This growth is fueled by more than idealism. McGraw Hill found that the primary drivers for the boom were: reduction in operating costs (an average 13.6 percent for new buildings and 8.5 percent for retrofits); increase in building values (10.9 percent for new buildings and 6.8 percent for retrofits) and increase in return on investment (9.9 percent for new buildings and 19.2 percent for retrofits).
Viewed in this way, additional costs begin to take on the character of investment rather than penalty – but, in reality, the return on investment can vary greatly from project to project, influenced by factors ranging from design and construction to training of building staff and equipment maintenance.
Reading the Future
Ultimately, the most important question could be what might it cost not to build green? The building sector is the largest source of greenhouse gas emissions. An analysis from San Francisco-based Next 10 found that for California alone, the economic damage resulting from inaction regarding climate change could range from $7.3 to $46.6 billion. Further, it warned that $2.5 trillion of the state’s $4 trillion in real estate assets is at risk from extreme climate-related events such as sea level rise, wild fires and extreme weather.
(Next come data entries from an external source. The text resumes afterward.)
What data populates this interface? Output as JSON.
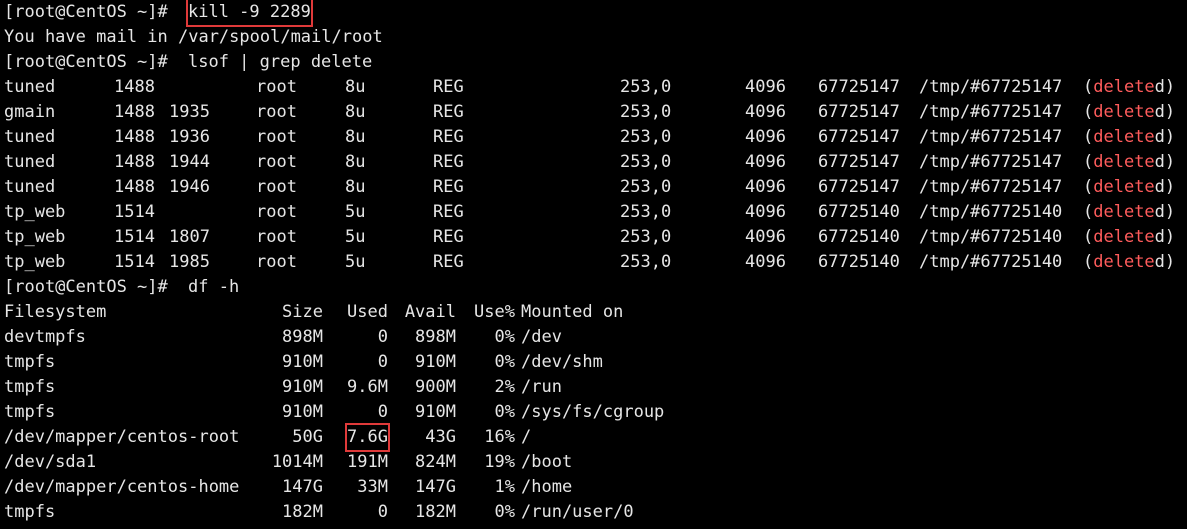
{
  "colors": {
    "background": "#000000",
    "foreground": "#e6e6e6",
    "deleted_highlight": "#ff5c5c",
    "annotation_box": "#e03a3a"
  },
  "prompt1": {
    "prompt": "[root@CentOS ~]# ",
    "command": "kill -9 2289"
  },
  "mail_notice": "You have mail in /var/spool/mail/root",
  "prompt2": {
    "prompt": "[root@CentOS ~]# ",
    "command": "lsof | grep delete"
  },
  "lsof_rows": [
    {
      "cmd": "tuned",
      "pid": "1488",
      "tid": "",
      "user": "root",
      "fd": "8u",
      "type": "REG",
      "device": "253,0",
      "size": "4096",
      "node": "67725147",
      "name": "/tmp/#67725147",
      "open": "(",
      "del": "delete",
      "close": "d)"
    },
    {
      "cmd": "gmain",
      "pid": "1488",
      "tid": "1935",
      "user": "root",
      "fd": "8u",
      "type": "REG",
      "device": "253,0",
      "size": "4096",
      "node": "67725147",
      "name": "/tmp/#67725147",
      "open": "(",
      "del": "delete",
      "close": "d)"
    },
    {
      "cmd": "tuned",
      "pid": "1488",
      "tid": "1936",
      "user": "root",
      "fd": "8u",
      "type": "REG",
      "device": "253,0",
      "size": "4096",
      "node": "67725147",
      "name": "/tmp/#67725147",
      "open": "(",
      "del": "delete",
      "close": "d)"
    },
    {
      "cmd": "tuned",
      "pid": "1488",
      "tid": "1944",
      "user": "root",
      "fd": "8u",
      "type": "REG",
      "device": "253,0",
      "size": "4096",
      "node": "67725147",
      "name": "/tmp/#67725147",
      "open": "(",
      "del": "delete",
      "close": "d)"
    },
    {
      "cmd": "tuned",
      "pid": "1488",
      "tid": "1946",
      "user": "root",
      "fd": "8u",
      "type": "REG",
      "device": "253,0",
      "size": "4096",
      "node": "67725147",
      "name": "/tmp/#67725147",
      "open": "(",
      "del": "delete",
      "close": "d)"
    },
    {
      "cmd": "tp_web",
      "pid": "1514",
      "tid": "",
      "user": "root",
      "fd": "5u",
      "type": "REG",
      "device": "253,0",
      "size": "4096",
      "node": "67725140",
      "name": "/tmp/#67725140",
      "open": "(",
      "del": "delete",
      "close": "d)"
    },
    {
      "cmd": "tp_web",
      "pid": "1514",
      "tid": "1807",
      "user": "root",
      "fd": "5u",
      "type": "REG",
      "device": "253,0",
      "size": "4096",
      "node": "67725140",
      "name": "/tmp/#67725140",
      "open": "(",
      "del": "delete",
      "close": "d)"
    },
    {
      "cmd": "tp_web",
      "pid": "1514",
      "tid": "1985",
      "user": "root",
      "fd": "5u",
      "type": "REG",
      "device": "253,0",
      "size": "4096",
      "node": "67725140",
      "name": "/tmp/#67725140",
      "open": "(",
      "del": "delete",
      "close": "d)"
    }
  ],
  "prompt3": {
    "prompt": "[root@CentOS ~]# ",
    "command": "df -h"
  },
  "df_header": {
    "filesystem": "Filesystem",
    "size": "Size",
    "used": "Used",
    "avail": "Avail",
    "usep": "Use%",
    "mounted": "Mounted on"
  },
  "df_rows": [
    {
      "filesystem": "devtmpfs",
      "size": "898M",
      "used": "0",
      "avail": "898M",
      "usep": "0%",
      "mounted": "/dev"
    },
    {
      "filesystem": "tmpfs",
      "size": "910M",
      "used": "0",
      "avail": "910M",
      "usep": "0%",
      "mounted": "/dev/shm"
    },
    {
      "filesystem": "tmpfs",
      "size": "910M",
      "used": "9.6M",
      "avail": "900M",
      "usep": "2%",
      "mounted": "/run"
    },
    {
      "filesystem": "tmpfs",
      "size": "910M",
      "used": "0",
      "avail": "910M",
      "usep": "0%",
      "mounted": "/sys/fs/cgroup"
    },
    {
      "filesystem": "/dev/mapper/centos-root",
      "size": "50G",
      "used": "7.6G",
      "avail": "43G",
      "usep": "16%",
      "mounted": "/",
      "highlight_used": true
    },
    {
      "filesystem": "/dev/sda1",
      "size": "1014M",
      "used": "191M",
      "avail": "824M",
      "usep": "19%",
      "mounted": "/boot"
    },
    {
      "filesystem": "/dev/mapper/centos-home",
      "size": "147G",
      "used": "33M",
      "avail": "147G",
      "usep": "1%",
      "mounted": "/home"
    },
    {
      "filesystem": "tmpfs",
      "size": "182M",
      "used": "0",
      "avail": "182M",
      "usep": "0%",
      "mounted": "/run/user/0"
    }
  ]
}
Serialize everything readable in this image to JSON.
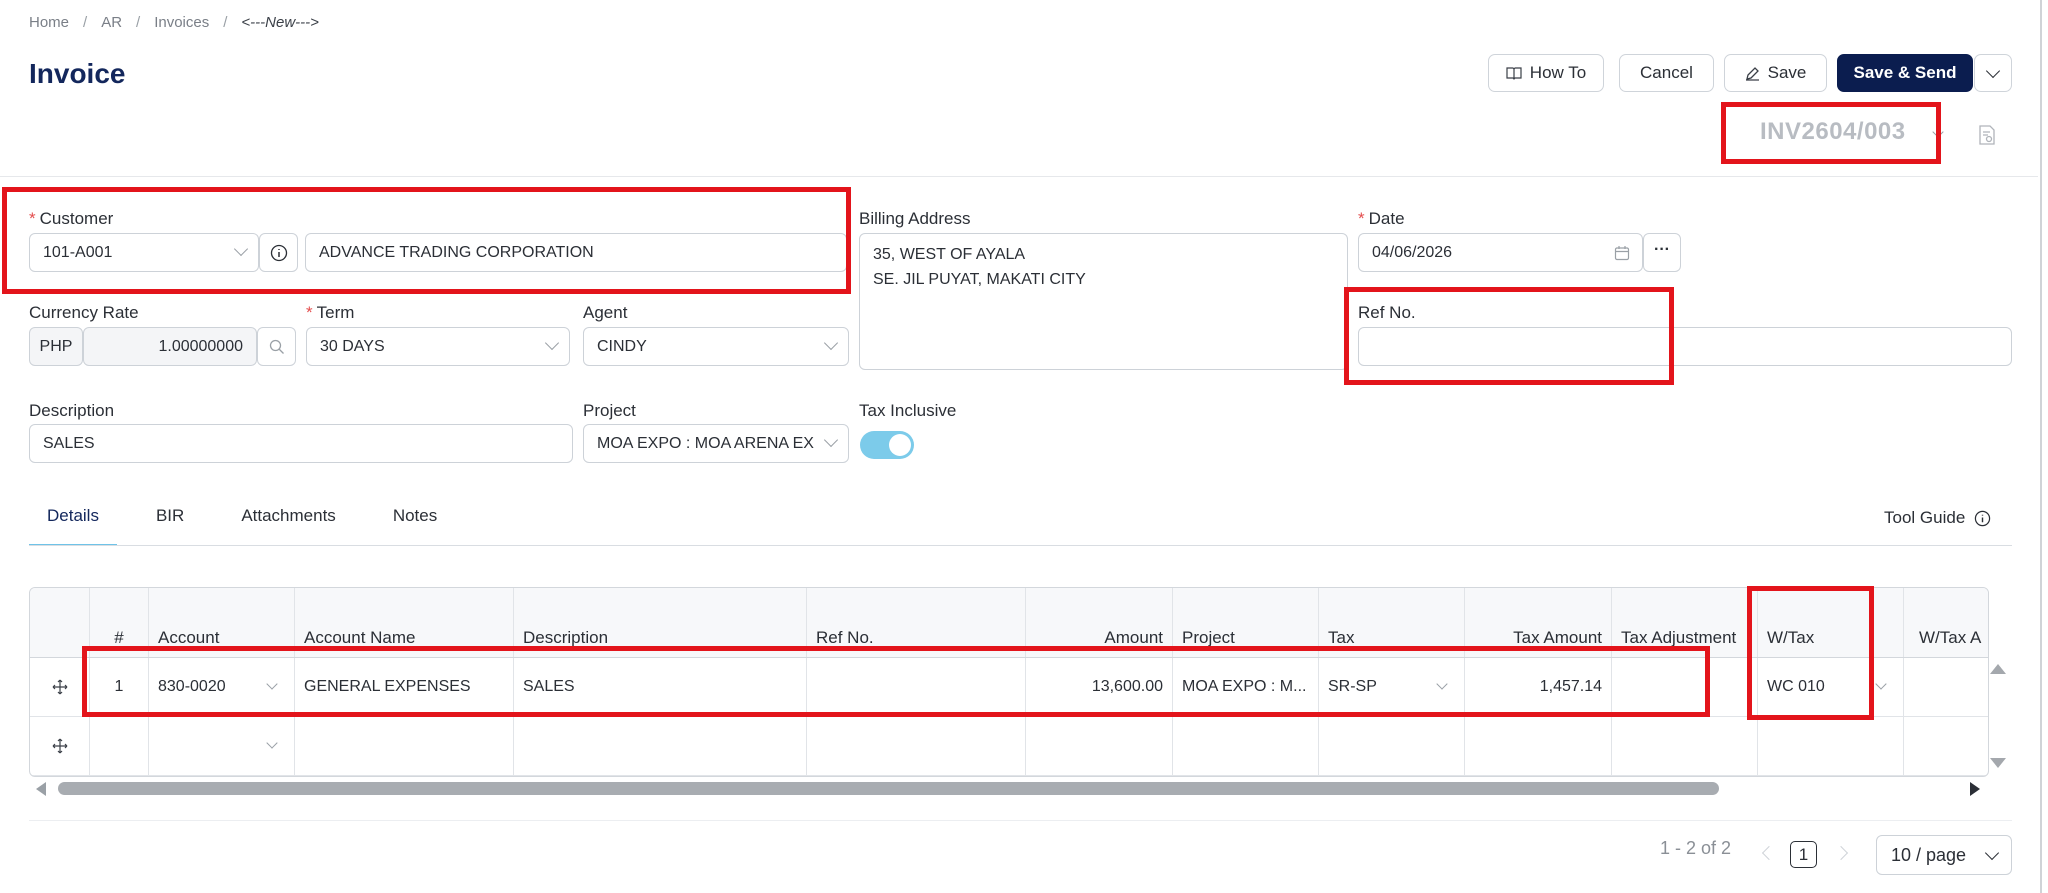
{
  "breadcrumb": [
    "Home",
    "AR",
    "Invoices",
    "<---New--->"
  ],
  "page": {
    "title": "Invoice"
  },
  "toolbar": {
    "how_to": "How To",
    "cancel": "Cancel",
    "save": "Save",
    "save_send": "Save & Send"
  },
  "invoice_number": "INV2604/003",
  "form": {
    "customer_label": "Customer",
    "customer_code": "101-A001",
    "customer_name": "ADVANCE TRADING CORPORATION",
    "billing_label": "Billing Address",
    "billing_line1": "35, WEST OF AYALA",
    "billing_line2": "SE. JIL PUYAT, MAKATI CITY",
    "date_label": "Date",
    "date_value": "04/06/2026",
    "currency_label": "Currency Rate",
    "currency": "PHP",
    "rate": "1.00000000",
    "term_label": "Term",
    "term_value": "30 DAYS",
    "agent_label": "Agent",
    "agent_value": "CINDY",
    "ref_label": "Ref No.",
    "ref_value": "",
    "description_label": "Description",
    "description_value": "SALES",
    "project_label": "Project",
    "project_value": "MOA EXPO : MOA ARENA EX...",
    "tax_inclusive_label": "Tax Inclusive",
    "tax_inclusive": true
  },
  "tabs": [
    "Details",
    "BIR",
    "Attachments",
    "Notes"
  ],
  "tool_guide": "Tool Guide",
  "grid": {
    "columns": [
      "#",
      "Account",
      "Account Name",
      "Description",
      "Ref No.",
      "Amount",
      "Project",
      "Tax",
      "Tax Amount",
      "Tax Adjustment",
      "W/Tax",
      "W/Tax A"
    ],
    "rows": [
      {
        "num": "1",
        "account": "830-0020",
        "account_name": "GENERAL EXPENSES",
        "description": "SALES",
        "ref_no": "",
        "amount": "13,600.00",
        "project": "MOA EXPO : M...",
        "tax": "SR-SP",
        "tax_amount": "1,457.14",
        "tax_adjustment": "",
        "wtax": "WC 010"
      }
    ]
  },
  "pagination": {
    "range": "1 - 2 of 2",
    "current_page": "1",
    "page_size": "10 / page"
  },
  "colors": {
    "title": "#13275c",
    "primary": "#0b1d4f",
    "accent": "#6fc3e8",
    "annotation": "#e3141b"
  }
}
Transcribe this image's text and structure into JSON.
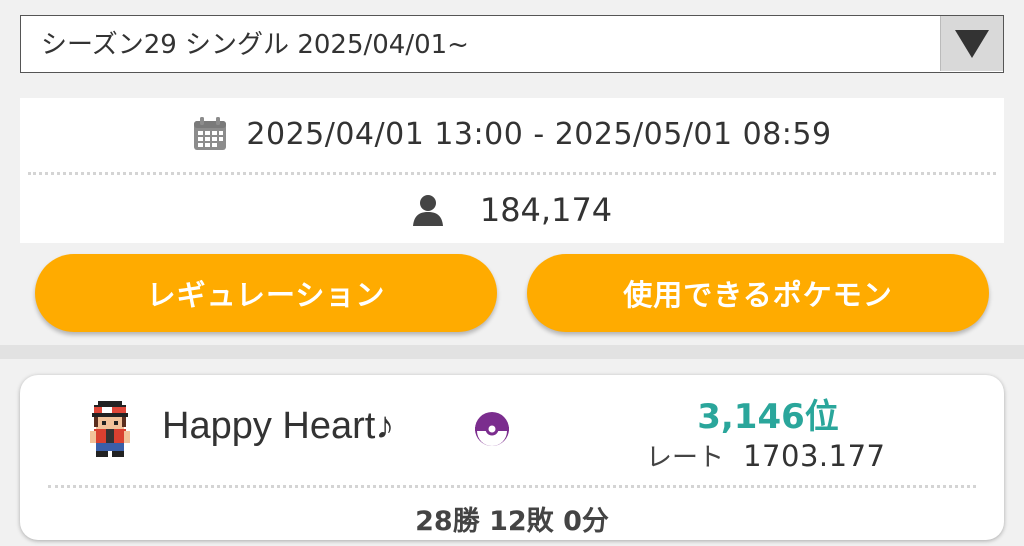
{
  "season_select": {
    "selected": "シーズン29 シングル 2025/04/01~"
  },
  "info": {
    "period": "2025/04/01 13:00 - 2025/05/01 08:59",
    "players": "184,174"
  },
  "buttons": {
    "regulation": "レギュレーション",
    "usable_pokemon": "使用できるポケモン"
  },
  "player": {
    "name": "Happy Heart♪",
    "rank": "3,146位",
    "rate_label": "レート",
    "rate_value": "1703.177",
    "record": "28勝 12敗 0分"
  },
  "colors": {
    "accent_orange": "#ffab00",
    "rank_teal": "#2aa69b",
    "ball_purple": "#7b2d8e"
  },
  "icons": [
    "calendar-icon",
    "person-icon",
    "dropdown-arrow-icon",
    "trainer-sprite-icon",
    "poke-ball-icon"
  ]
}
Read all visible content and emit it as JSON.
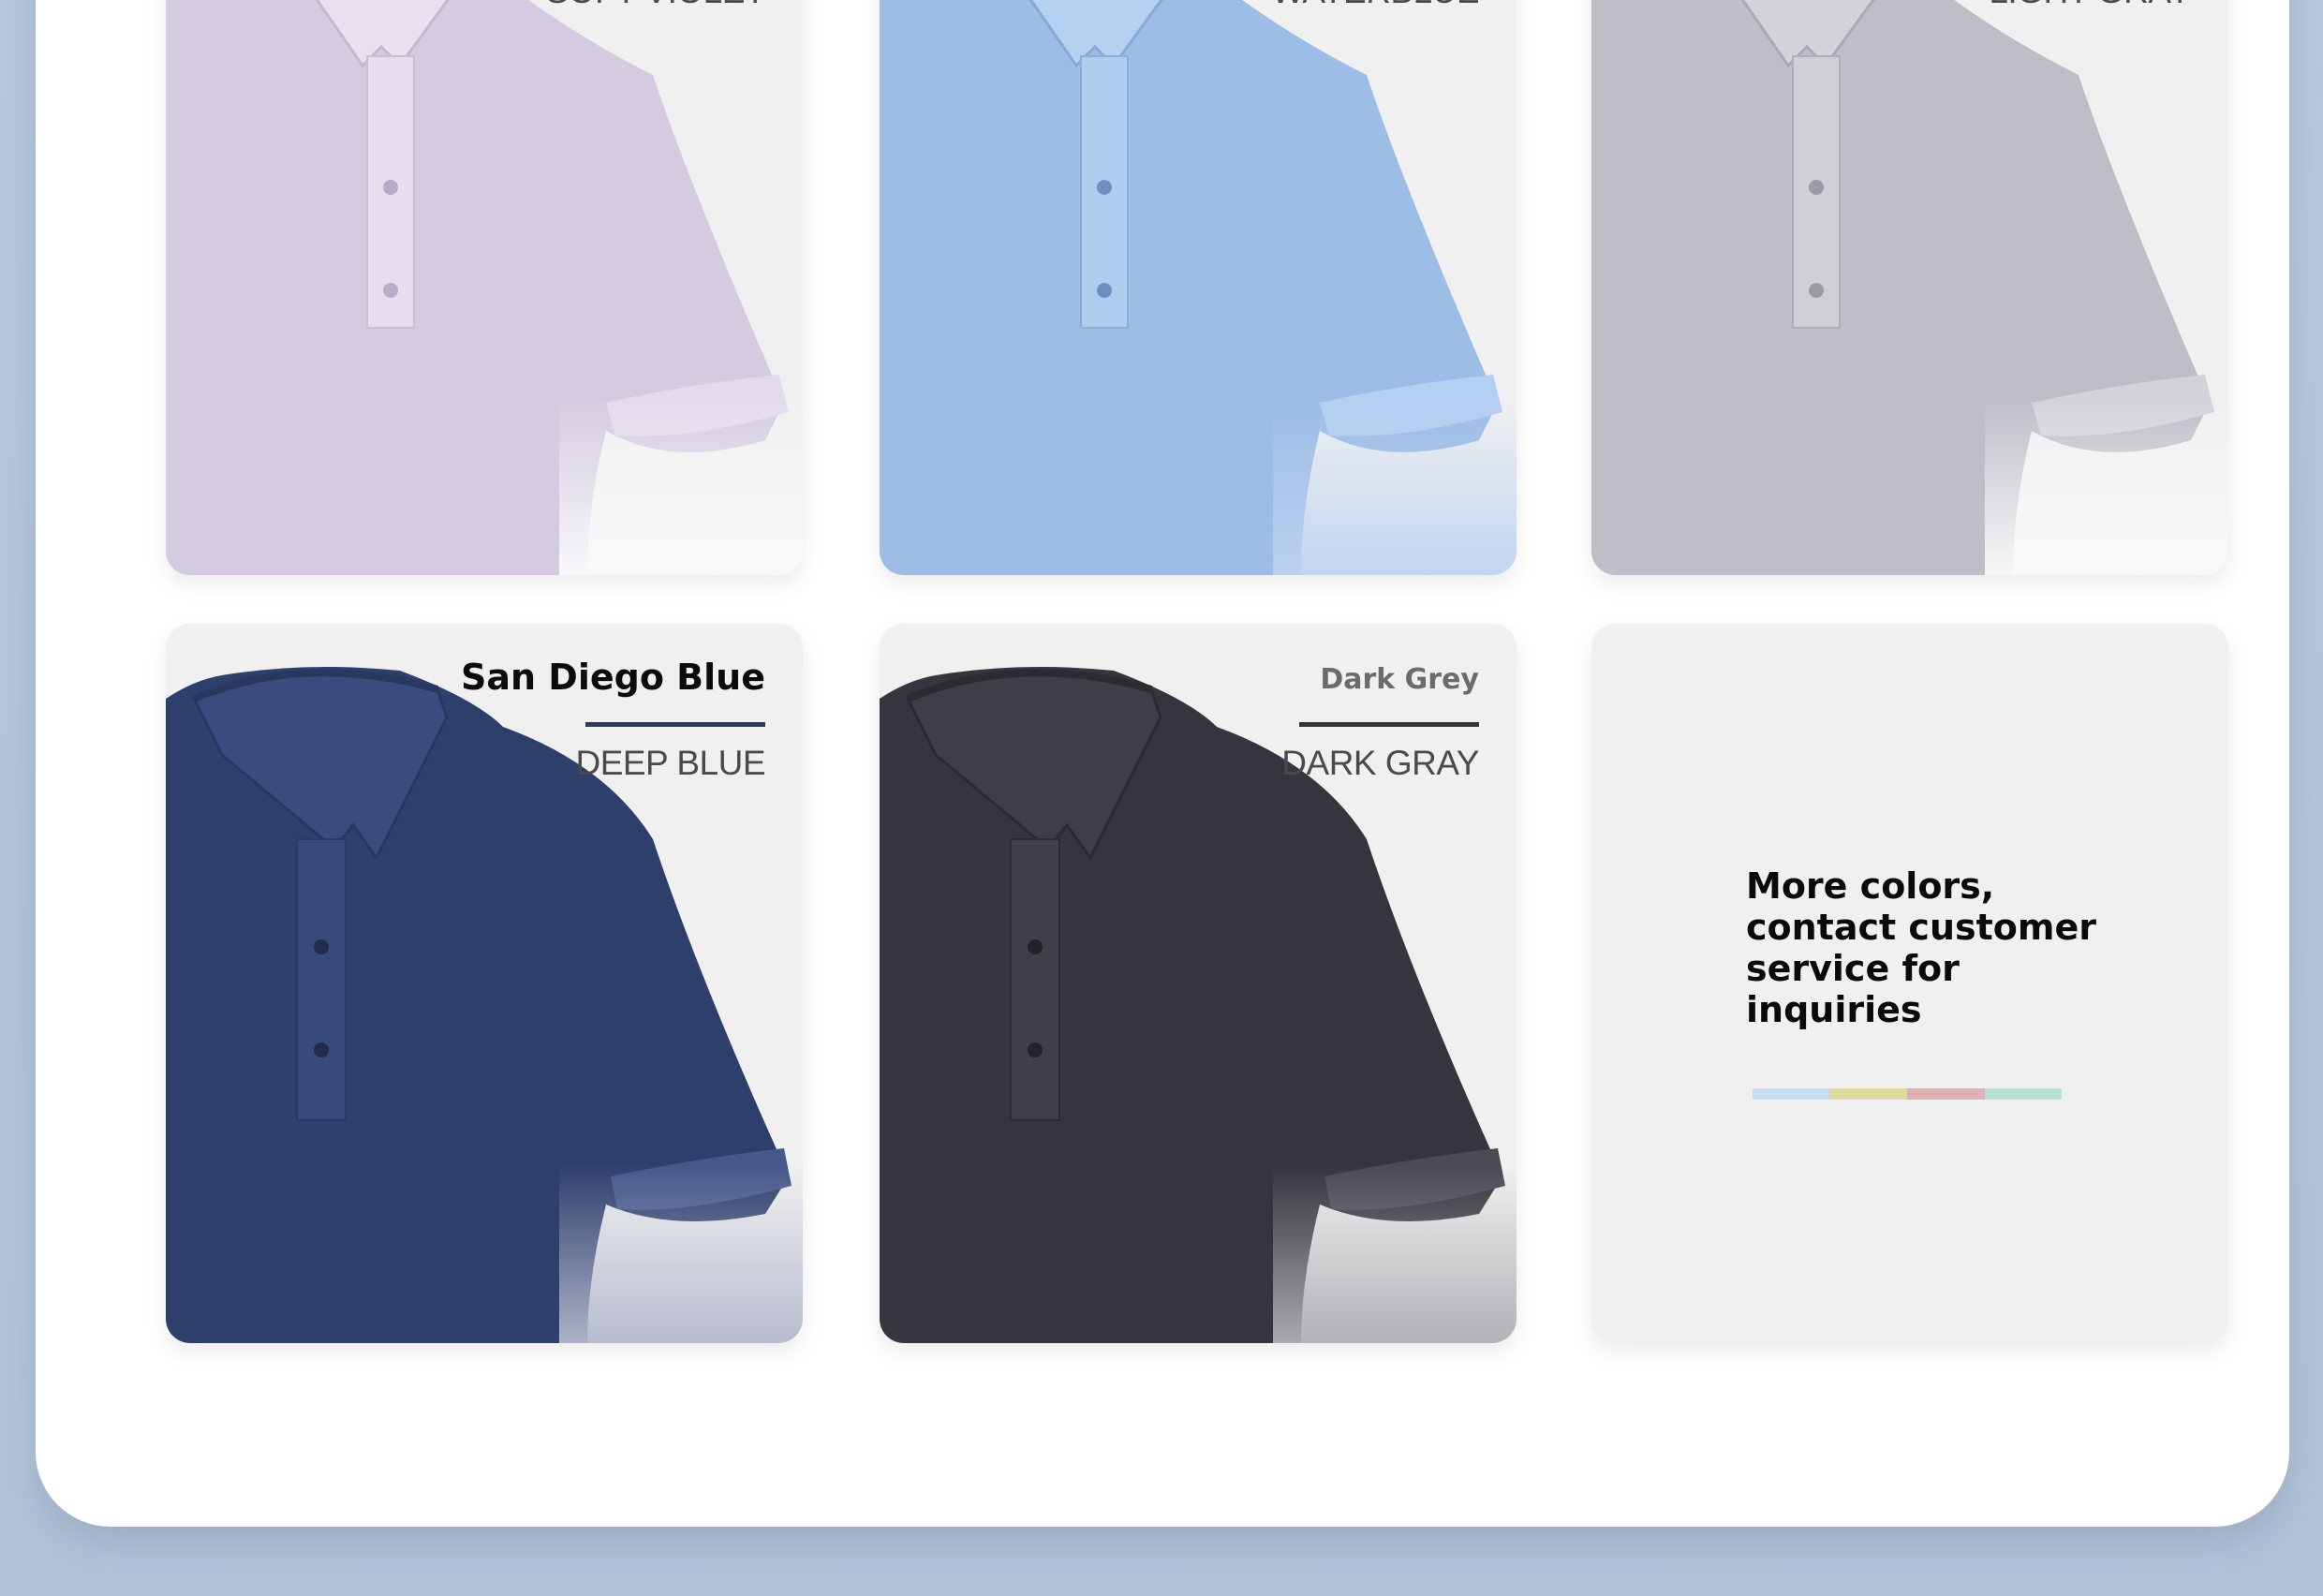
{
  "colors": {
    "background": "#b6c5d9",
    "panel": "#ffffff",
    "card": "#f0f0f1"
  },
  "row1": [
    {
      "code": "SOFT VIOLET",
      "shirt_color": "#d4cbe0",
      "accent_color": "#9a9aa5"
    },
    {
      "code": "WATERBLUE",
      "shirt_color": "#9dbde6",
      "accent_color": "#7d9fcf"
    },
    {
      "code": "LIGHT GRAY",
      "shirt_color": "#bdbec6",
      "accent_color": "#9c9da3"
    }
  ],
  "row2": [
    {
      "name": "San Diego Blue",
      "code": "DEEP BLUE",
      "shirt_color": "#2f3f6c",
      "accent_color": "#2c3a5e"
    },
    {
      "name": "Dark Grey",
      "code": "DARK GRAY",
      "shirt_color": "#35353d",
      "accent_color": "#333338"
    }
  ],
  "more_colors": {
    "text": "More colors, contact customer service for inquiries",
    "swatches": [
      "#c8dcef",
      "#e0da9c",
      "#dcb1b8",
      "#b8e3d0"
    ]
  }
}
The fact is that the era of green building has been entered and there is no turning back. The best results—for builders, code officials and occupants alike—are likely to come when design objectives are the primary benchmark, and cost is engineered back from a clear vision of the structure and an understanding of why it is good that it should be built as designed.
When asked what would be required to bring about substantive progress in the green building world, architect Frank Gehry had a simple response: “Creativity and a will to do it. And a lot of it is common sense.”
Carl Smith is the editor in chief at Green Technology.
© 2011, Green Technology. All rights reserved.